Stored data

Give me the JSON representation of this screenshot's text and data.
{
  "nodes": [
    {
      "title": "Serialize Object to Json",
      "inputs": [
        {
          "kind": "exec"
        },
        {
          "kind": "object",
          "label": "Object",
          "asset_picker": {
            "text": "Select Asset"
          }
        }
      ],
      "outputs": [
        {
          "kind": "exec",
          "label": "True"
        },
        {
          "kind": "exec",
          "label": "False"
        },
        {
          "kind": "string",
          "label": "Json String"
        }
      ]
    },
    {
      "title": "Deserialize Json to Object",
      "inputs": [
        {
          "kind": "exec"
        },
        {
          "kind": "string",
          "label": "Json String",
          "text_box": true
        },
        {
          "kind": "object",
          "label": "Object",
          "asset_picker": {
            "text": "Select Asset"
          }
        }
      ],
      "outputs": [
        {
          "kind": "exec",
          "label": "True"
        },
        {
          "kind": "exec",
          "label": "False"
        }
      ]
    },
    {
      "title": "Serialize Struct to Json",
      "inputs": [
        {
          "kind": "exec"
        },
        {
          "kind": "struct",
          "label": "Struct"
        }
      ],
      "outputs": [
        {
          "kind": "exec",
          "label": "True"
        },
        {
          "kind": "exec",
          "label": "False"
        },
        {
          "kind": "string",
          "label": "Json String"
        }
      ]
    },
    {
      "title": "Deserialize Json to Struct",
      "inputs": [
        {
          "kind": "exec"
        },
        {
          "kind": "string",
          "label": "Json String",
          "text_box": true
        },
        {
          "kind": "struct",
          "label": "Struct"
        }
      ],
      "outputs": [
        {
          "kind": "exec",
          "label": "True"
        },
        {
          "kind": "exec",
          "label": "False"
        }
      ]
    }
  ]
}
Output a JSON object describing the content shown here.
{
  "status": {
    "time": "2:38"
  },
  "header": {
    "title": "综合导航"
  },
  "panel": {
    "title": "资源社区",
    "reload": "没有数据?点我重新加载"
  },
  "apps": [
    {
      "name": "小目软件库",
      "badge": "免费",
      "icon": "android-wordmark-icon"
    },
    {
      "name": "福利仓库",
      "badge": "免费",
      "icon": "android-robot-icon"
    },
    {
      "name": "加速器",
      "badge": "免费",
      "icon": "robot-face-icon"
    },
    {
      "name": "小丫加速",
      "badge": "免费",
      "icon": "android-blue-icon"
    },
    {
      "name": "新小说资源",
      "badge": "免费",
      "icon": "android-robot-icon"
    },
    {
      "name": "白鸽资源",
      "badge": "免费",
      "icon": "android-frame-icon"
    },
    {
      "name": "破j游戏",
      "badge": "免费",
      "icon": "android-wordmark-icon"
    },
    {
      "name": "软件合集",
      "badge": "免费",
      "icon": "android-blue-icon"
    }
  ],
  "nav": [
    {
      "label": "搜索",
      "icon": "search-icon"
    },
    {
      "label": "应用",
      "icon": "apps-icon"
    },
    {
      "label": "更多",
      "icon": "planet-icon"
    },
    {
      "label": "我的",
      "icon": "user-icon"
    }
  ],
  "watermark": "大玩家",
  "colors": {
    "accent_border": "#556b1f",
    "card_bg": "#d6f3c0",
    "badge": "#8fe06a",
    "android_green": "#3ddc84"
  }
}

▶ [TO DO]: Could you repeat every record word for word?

▶ [ANSWER FOR THIS EXERCISE]:
Give me the JSON representation of this screenshot's text and data.
{
  "nodes": [
    {
      "title": "Serialize Object to Json",
      "inputs": [
        {
          "kind": "exec"
        },
        {
          "kind": "object",
          "label": "Object",
          "asset_picker": {
            "text": "Select Asset"
          }
        }
      ],
      "outputs": [
        {
          "kind": "exec",
          "label": "True"
        },
        {
          "kind": "exec",
          "label": "False"
        },
        {
          "kind": "string",
          "label": "Json String"
        }
      ]
    },
    {
      "title": "Deserialize Json to Object",
      "inputs": [
        {
          "kind": "exec"
        },
        {
          "kind": "string",
          "label": "Json String",
          "text_box": true
        },
        {
          "kind": "object",
          "label": "Object",
          "asset_picker": {
            "text": "Select Asset"
          }
        }
      ],
      "outputs": [
        {
          "kind": "exec",
          "label": "True"
        },
        {
          "kind": "exec",
          "label": "False"
        }
      ]
    },
    {
      "title": "Serialize Struct to Json",
      "inputs": [
        {
          "kind": "exec"
        },
        {
          "kind": "struct",
          "label": "Struct"
        }
      ],
      "outputs": [
        {
          "kind": "exec",
          "label": "True"
        },
        {
          "kind": "exec",
          "label": "False"
        },
        {
          "kind": "string",
          "label": "Json String"
        }
      ]
    },
    {
      "title": "Deserialize Json to Struct",
      "inputs": [
        {
          "kind": "exec"
        },
        {
          "kind": "string",
          "label": "Json String",
          "text_box": true
        },
        {
          "kind": "struct",
          "label": "Struct"
        }
      ],
      "outputs": [
        {
          "kind": "exec",
          "label": "True"
        },
        {
          "kind": "exec",
          "label": "False"
        }
      ]
    }
  ]
}
Output a JSON object describing the content shown here.
{
  "status": {
    "time": "2:38"
  },
  "header": {
    "title": "综合导航"
  },
  "panel": {
    "title": "资源社区",
    "reload": "没有数据?点我重新加载"
  },
  "apps": [
    {
      "name": "小目软件库",
      "badge": "免费",
      "icon": "android-wordmark-icon"
    },
    {
      "name": "福利仓库",
      "badge": "免费",
      "icon": "android-robot-icon"
    },
    {
      "name": "加速器",
      "badge": "免费",
      "icon": "robot-face-icon"
    },
    {
      "name": "小丫加速",
      "badge": "免费",
      "icon": "android-blue-icon"
    },
    {
      "name": "新小说资源",
      "badge": "免费",
      "icon": "android-robot-icon"
    },
    {
      "name": "白鸽资源",
      "badge": "免费",
      "icon": "android-frame-icon"
    },
    {
      "name": "破j游戏",
      "badge": "免费",
      "icon": "android-wordmark-icon"
    },
    {
      "name": "软件合集",
      "badge": "免费",
      "icon": "android-blue-icon"
    }
  ],
  "nav": [
    {
      "label": "搜索",
      "icon": "search-icon"
    },
    {
      "label": "应用",
      "icon": "apps-icon"
    },
    {
      "label": "更多",
      "icon": "planet-icon"
    },
    {
      "label": "我的",
      "icon": "user-icon"
    }
  ],
  "watermark": "大玩家",
  "colors": {
    "accent_border": "#556b1f",
    "card_bg": "#d6f3c0",
    "badge": "#8fe06a",
    "android_green": "#3ddc84"
  }
}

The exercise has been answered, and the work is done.